The pro-weed group argues that everybody does it anyway and it’s less harmful than alcohol. The anti-weed group says everybody doesn’t do it and it is a drug that leads to the use of other drugs and has harmful long term effects.
The pro-weed group says that by criminalizing weed we unnecessarily spend taxpayer money to punish people for a harmless activity. Weed smokers are not criminals. The anti-weed group says that rather than reducing crime we’d be encouraging drug use and eventually pay the price with more drug abuse and subsequent criminal activity.
The pro-weed group says that weed makes you more creative, relaxed and mellow. The anti-weed group says weed makes you unmotivated and lazy. The pro-weed group says that weed has many positive medical benefits. The anti-weed group doesn’t disagree but says that so does morphine but we don’t sell it in small quantities for recreational use.
The pro-weed group says that the drug is not addictive and the anti-weed group says that research has shown that the regular use of THC (the active ingredient in marijuana) can be habituating and psychologically addictive. There are, in fact, people who become addicted to weed. I know this because I have met more than a few and any regular weed smoker knows that it can be difficult and sometimes impossible to quit.
From my view, the states that have allowed medical use of cannabis have had more than their share of legal issues with proliferation of grow-houses and the continued spread of non-medical use. In other words, legalizing medical use hasn’t solved the drug abuse problem. In fact, medical use has created a whole new area of potential abuse by those claiming to have legitimate problems to get the drug and either misusing it or selling it. Decriminalizing quantities “for personal use” may be a better solution from a law enforcement perspective but not from a drug treatment perspective.

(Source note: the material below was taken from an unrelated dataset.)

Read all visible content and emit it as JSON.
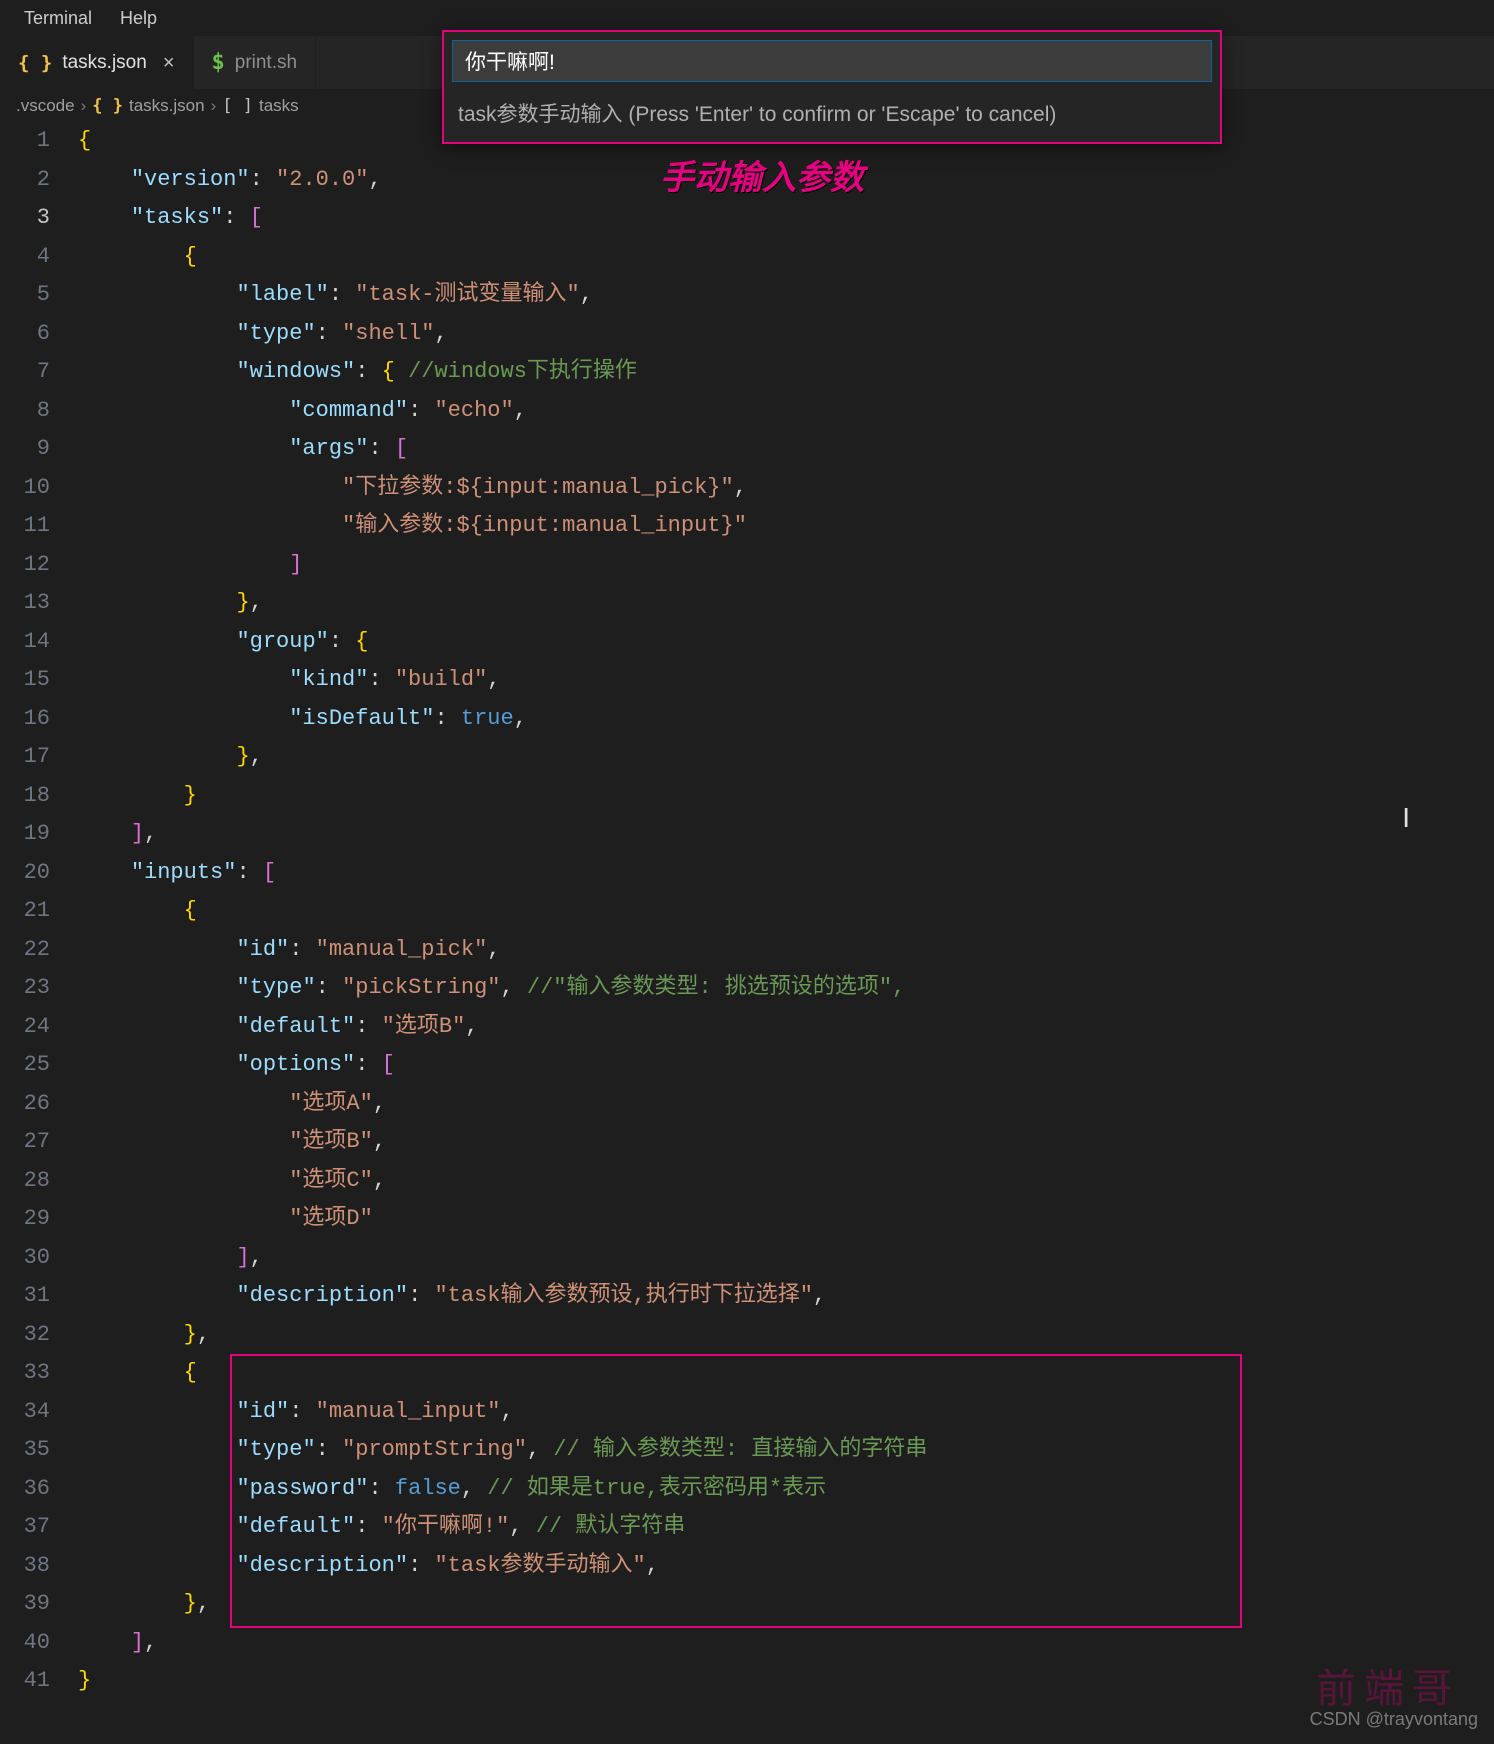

I think the legalization of marijuana issue is a much more complex problem than it appears at first glance. To me the liabilities far outweigh the benefits.